At the end of this Module, You will

Learn verbal and non-verbal techniques in developing rapport.

Practice verbal and non-verbal engagement and rapport building.

Chart what methods mesh with your teaching style and expected learning environments.


Skills You Need: Building Rapport


Bustkist, W. and Saville, B. (2011). Creating Rapport in the Classroom


Frisby,B. N. and Martin, M. M. (2010) Instructor–Student and Student–Student Rapport in the Classroom


Christophel,D. M. (1990)The relationships among teacher immediacy behaviors, student motivation, and learning


Suggested additional reading:

Carnegie, Dale (1936). How to win friends and influence people. http://www.sweetsuccesschallenge.com/uploads/1/9/3/7/19378043/carnagie_how_to_win_friends_and_influence_people.pdf


1. Look at the below Ideal scores. How did this fit in with your results from reviewing the survey in module 1. Keep any areas for improvement in mind as you do the second assignment for this module.

Would you say…

__4__ 1. I get along well with my Student(s).

__4__ 2. My Student(s) and I share a good rapport.

__4__ 3. I listen to my student(s).

__0__ 4. I feel that my Student(s) rejects me as a Teacher.
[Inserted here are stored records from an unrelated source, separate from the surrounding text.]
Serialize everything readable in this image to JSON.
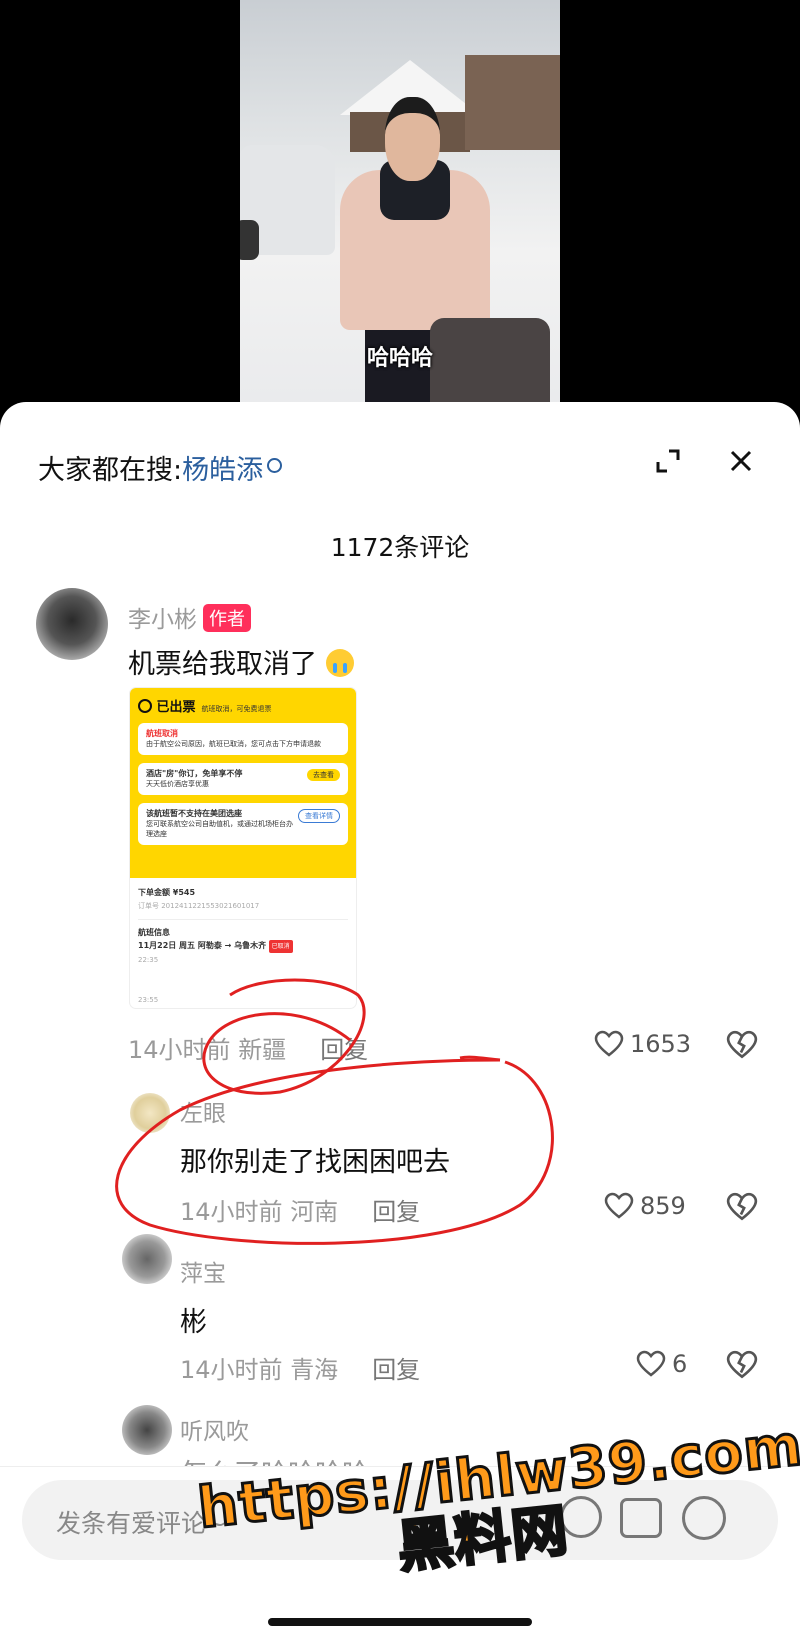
{
  "video": {
    "subtitle": "哈哈哈"
  },
  "header": {
    "search_prefix": "大家都在搜:",
    "search_keyword": "杨皓添"
  },
  "comment_count": "1172条评论",
  "comments": [
    {
      "name": "李小彬",
      "tag": "作者",
      "text": "机票给我取消了",
      "time": "14小时前",
      "location": "新疆",
      "reply": "回复",
      "likes": "1653"
    },
    {
      "name": "左眼",
      "text": "那你别走了找困困吧去",
      "time": "14小时前",
      "location": "河南",
      "reply": "回复",
      "likes": "859"
    },
    {
      "name": "萍宝",
      "text": "彬",
      "time": "14小时前",
      "location": "青海",
      "reply": "回复",
      "likes": "6"
    },
    {
      "name": "听风吹",
      "text": "怎么了哈哈哈哈"
    }
  ],
  "ticket": {
    "status": "已出票",
    "status_note": "航班取消，可免费退票",
    "card1_title": "航班取消",
    "card1_text": "由于航空公司原因，航班已取消，您可点击下方申请退款",
    "card2_title": "酒店\"房\"你订，免单享不停",
    "card2_text": "天天低价酒店享优惠",
    "card2_btn": "去查看",
    "card3_title": "该航班暂不支持在美团选座",
    "card3_text": "您可联系航空公司自助值机，或通过机场柜台办理选座",
    "card3_btn": "查看详情",
    "amount": "下单金额 ¥545",
    "order_no": "订单号 2012411221553021601017",
    "flight_info": "航班信息",
    "flight_route": "11月22日 周五 阿勒泰 → 乌鲁木齐",
    "cancel_chip": "已取消",
    "depart_time": "22:35",
    "arrive_time": "23:55"
  },
  "input": {
    "placeholder": "发条有爱评论~"
  },
  "watermark": {
    "line1": "https://ihlw39.com",
    "line2": "黑料网"
  },
  "colors": {
    "author_tag": "#ff2f5b",
    "search_keyword": "#2b5f9e",
    "ticket_yellow": "#ffd600",
    "annotation_red": "#e02020"
  }
}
__4__ 5. I believe my Student(s) and I share a good relationship.

__0__ 6. I feel inferior to my Student(s).

__4__ 7. My student(s) and I share similar expectations regarding progress towards their course goals.

__4__ 8. I feel that I am supportive of my student(s).

__0__ 9. It is difficult for me to empathize with or relate to my student(s)’ problems.

__4__ 10. My student(s) and I are open with one another.

__4__ 11. I am able to take my Student(s)’ perspective when working with him/her.

__4__ 12. My student and I share a trusting relationship.

Would your student say…

__0__ 13. My instructor is impatient with me.

__4__ 14. My instructor seems to like me regardless of what I do or say.

__4__ 15. My instructor and I agree on what is important for me to work on.

__0__ 16. My Instructor is stern with me when I speak about things that are important to me and my situation.

__4__ 17. I believe my Instructor has an understanding of what my experiences have meant to me.

2. Try out as many verbal and non –verbal techniques as your setting will allow. Do not be afraid to try these in unconventional settings, such as the grocery store, laundry mat, car dealer, or doctor’s office. Keep a journal of how you felt trying them and what you perceived the response was. Be sure to include notes on the environment.


Buskist, W., & Saville, B. K. (2001). Creating positive emotional contexts for enhancing teaching and learning. APS Observer, 19, 12-13.

Christophel, D. M. (1990). The relationships among teacher immediacy behaviors, student motivation, and learning. Communication education, 39(4), 323-340.

Frisby, B. N., & Martin, M. M. (2010). Instructor–student and student–student rapport in the classroom. Communication Education, 59(2), 146-164.

Gorham, Joan. "The relationship between verbal teacher immediacy behaviors and student learning." Communication education 37, no. 1 (1988): 40-53.

McGuire-Snieckus et al. (2007). A new scale to assess the therapeutic relationship in community mental health: STAR. Psychological Medicine, 37 (2007), pp. 85–95

Schwartz, B. M., & Gurung, R. A. (2012). Evidence-based teaching for higher education. American Psychological Association.